=== Section Start ===
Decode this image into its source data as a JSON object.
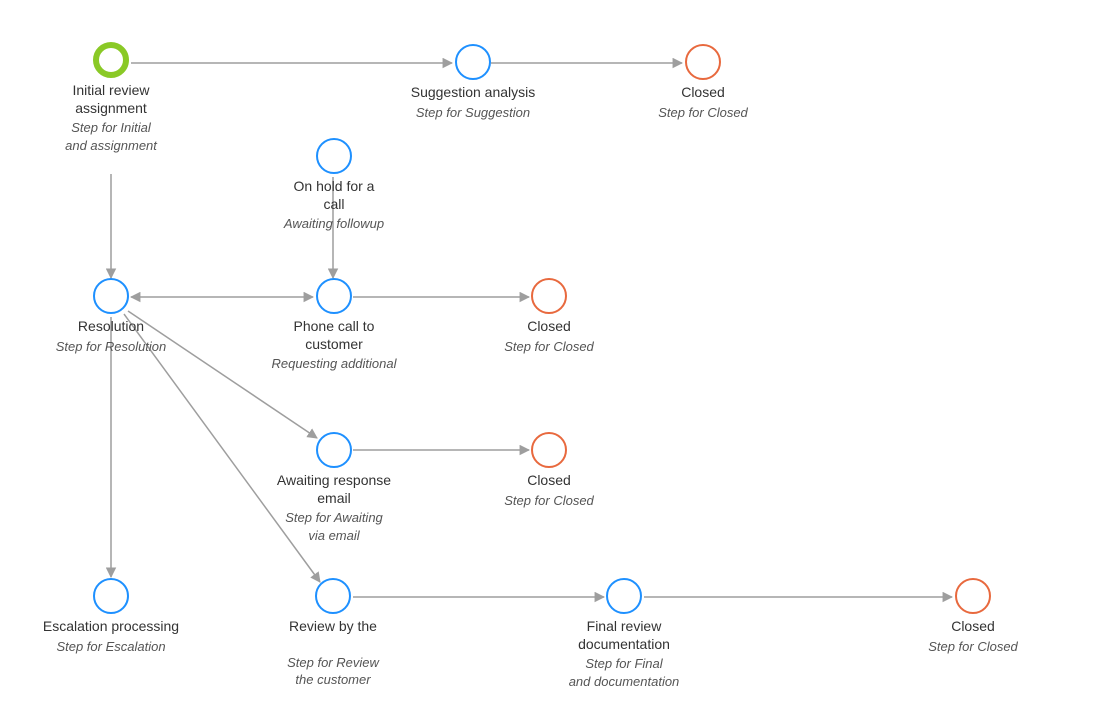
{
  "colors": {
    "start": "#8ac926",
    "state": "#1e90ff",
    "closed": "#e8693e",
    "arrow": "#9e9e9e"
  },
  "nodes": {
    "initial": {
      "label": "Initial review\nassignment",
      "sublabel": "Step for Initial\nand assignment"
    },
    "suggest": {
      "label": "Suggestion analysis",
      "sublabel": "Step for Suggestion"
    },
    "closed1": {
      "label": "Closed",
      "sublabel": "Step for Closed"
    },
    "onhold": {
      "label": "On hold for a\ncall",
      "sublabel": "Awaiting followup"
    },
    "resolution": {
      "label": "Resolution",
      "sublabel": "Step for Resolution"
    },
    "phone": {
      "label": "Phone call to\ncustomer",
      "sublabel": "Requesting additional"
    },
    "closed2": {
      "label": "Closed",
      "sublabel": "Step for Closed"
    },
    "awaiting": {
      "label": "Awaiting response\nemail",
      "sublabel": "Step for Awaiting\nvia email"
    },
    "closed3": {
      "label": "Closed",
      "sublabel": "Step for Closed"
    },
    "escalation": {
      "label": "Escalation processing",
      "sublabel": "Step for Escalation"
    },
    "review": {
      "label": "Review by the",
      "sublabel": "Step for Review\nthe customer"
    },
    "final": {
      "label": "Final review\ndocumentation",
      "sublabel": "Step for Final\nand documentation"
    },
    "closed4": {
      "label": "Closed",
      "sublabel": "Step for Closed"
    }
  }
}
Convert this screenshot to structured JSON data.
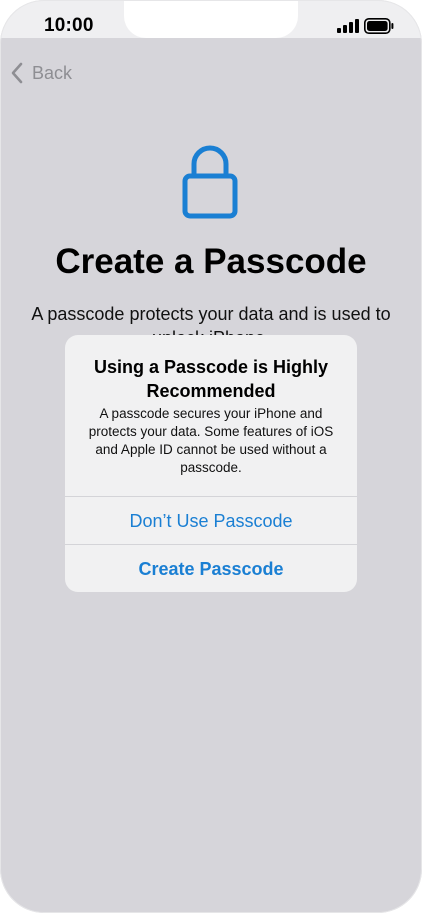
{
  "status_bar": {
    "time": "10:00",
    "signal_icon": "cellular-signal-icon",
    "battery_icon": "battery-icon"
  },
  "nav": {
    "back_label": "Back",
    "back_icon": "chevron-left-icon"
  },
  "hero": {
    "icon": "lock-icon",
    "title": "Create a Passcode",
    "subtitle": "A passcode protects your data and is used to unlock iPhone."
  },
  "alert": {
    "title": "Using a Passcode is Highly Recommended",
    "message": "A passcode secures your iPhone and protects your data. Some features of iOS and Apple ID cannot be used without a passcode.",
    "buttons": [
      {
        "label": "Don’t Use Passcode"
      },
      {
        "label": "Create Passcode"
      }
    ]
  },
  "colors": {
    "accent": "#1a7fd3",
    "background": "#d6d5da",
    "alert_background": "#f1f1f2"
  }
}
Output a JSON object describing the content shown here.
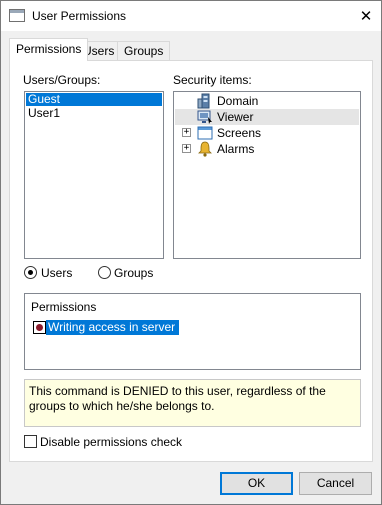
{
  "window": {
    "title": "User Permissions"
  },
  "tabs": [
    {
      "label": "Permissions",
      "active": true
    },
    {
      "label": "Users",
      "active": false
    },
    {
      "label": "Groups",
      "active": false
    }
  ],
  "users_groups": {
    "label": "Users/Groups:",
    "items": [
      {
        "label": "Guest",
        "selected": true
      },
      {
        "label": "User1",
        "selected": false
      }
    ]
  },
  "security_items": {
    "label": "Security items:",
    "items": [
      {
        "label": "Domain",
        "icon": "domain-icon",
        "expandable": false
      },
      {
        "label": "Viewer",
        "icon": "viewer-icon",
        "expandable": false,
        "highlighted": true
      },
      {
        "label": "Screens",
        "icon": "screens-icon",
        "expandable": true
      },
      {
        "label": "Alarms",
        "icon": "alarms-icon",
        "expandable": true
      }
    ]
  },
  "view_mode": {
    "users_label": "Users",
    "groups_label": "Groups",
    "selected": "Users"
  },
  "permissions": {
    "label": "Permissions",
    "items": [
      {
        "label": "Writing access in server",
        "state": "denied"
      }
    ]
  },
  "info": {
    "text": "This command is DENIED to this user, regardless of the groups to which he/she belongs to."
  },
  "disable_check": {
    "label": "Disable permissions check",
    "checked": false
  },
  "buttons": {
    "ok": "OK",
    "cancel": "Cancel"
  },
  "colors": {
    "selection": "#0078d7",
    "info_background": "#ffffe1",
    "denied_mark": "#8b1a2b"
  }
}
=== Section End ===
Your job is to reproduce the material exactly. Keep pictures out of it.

RESULT FOR THIS EXERCISE ▸
Decode this image into its source data as a JSON object.
{
  "colors": {
    "start": "#8ac926",
    "state": "#1e90ff",
    "closed": "#e8693e",
    "arrow": "#9e9e9e"
  },
  "nodes": {
    "initial": {
      "label": "Initial review\nassignment",
      "sublabel": "Step for Initial\nand assignment"
    },
    "suggest": {
      "label": "Suggestion analysis",
      "sublabel": "Step for Suggestion"
    },
    "closed1": {
      "label": "Closed",
      "sublabel": "Step for Closed"
    },
    "onhold": {
      "label": "On hold for a\ncall",
      "sublabel": "Awaiting followup"
    },
    "resolution": {
      "label": "Resolution",
      "sublabel": "Step for Resolution"
    },
    "phone": {
      "label": "Phone call to\ncustomer",
      "sublabel": "Requesting additional"
    },
    "closed2": {
      "label": "Closed",
      "sublabel": "Step for Closed"
    },
    "awaiting": {
      "label": "Awaiting response\nemail",
      "sublabel": "Step for Awaiting\nvia email"
    },
    "closed3": {
      "label": "Closed",
      "sublabel": "Step for Closed"
    },
    "escalation": {
      "label": "Escalation processing",
      "sublabel": "Step for Escalation"
    },
    "review": {
      "label": "Review by the",
      "sublabel": "Step for Review\nthe customer"
    },
    "final": {
      "label": "Final review\ndocumentation",
      "sublabel": "Step for Final\nand documentation"
    },
    "closed4": {
      "label": "Closed",
      "sublabel": "Step for Closed"
    }
  }
}
Convert this screenshot to structured JSON data.
{
  "status_bar": {
    "time": "10:00",
    "signal_icon": "cellular-signal-icon",
    "battery_icon": "battery-icon"
  },
  "nav": {
    "back_label": "Back",
    "back_icon": "chevron-left-icon"
  },
  "hero": {
    "icon": "lock-icon",
    "title": "Create a Passcode",
    "subtitle": "A passcode protects your data and is used to unlock iPhone."
  },
  "alert": {
    "title": "Using a Passcode is Highly Recommended",
    "message": "A passcode secures your iPhone and protects your data. Some features of iOS and Apple ID cannot be used without a passcode.",
    "buttons": [
      {
        "label": "Don’t Use Passcode"
      },
      {
        "label": "Create Passcode"
      }
    ]
  },
  "colors": {
    "accent": "#1a7fd3",
    "background": "#d6d5da",
    "alert_background": "#f1f1f2"
  }
}
Output a JSON object describing the content shown here.
{
  "window": {
    "title": "User Permissions"
  },
  "tabs": [
    {
      "label": "Permissions",
      "active": true
    },
    {
      "label": "Users",
      "active": false
    },
    {
      "label": "Groups",
      "active": false
    }
  ],
  "users_groups": {
    "label": "Users/Groups:",
    "items": [
      {
        "label": "Guest",
        "selected": true
      },
      {
        "label": "User1",
        "selected": false
      }
    ]
  },
  "security_items": {
    "label": "Security items:",
    "items": [
      {
        "label": "Domain",
        "icon": "domain-icon",
        "expandable": false
      },
      {
        "label": "Viewer",
        "icon": "viewer-icon",
        "expandable": false,
        "highlighted": true
      },
      {
        "label": "Screens",
        "icon": "screens-icon",
        "expandable": true
      },
      {
        "label": "Alarms",
        "icon": "alarms-icon",
        "expandable": true
      }
    ]
  },
  "view_mode": {
    "users_label": "Users",
    "groups_label": "Groups",
    "selected": "Users"
  },
  "permissions": {
    "label": "Permissions",
    "items": [
      {
        "label": "Writing access in server",
        "state": "denied"
      }
    ]
  },
  "info": {
    "text": "This command is DENIED to this user, regardless of the groups to which he/she belongs to."
  },
  "disable_check": {
    "label": "Disable permissions check",
    "checked": false
  },
  "buttons": {
    "ok": "OK",
    "cancel": "Cancel"
  },
  "colors": {
    "selection": "#0078d7",
    "info_background": "#ffffe1",
    "denied_mark": "#8b1a2b"
  }
}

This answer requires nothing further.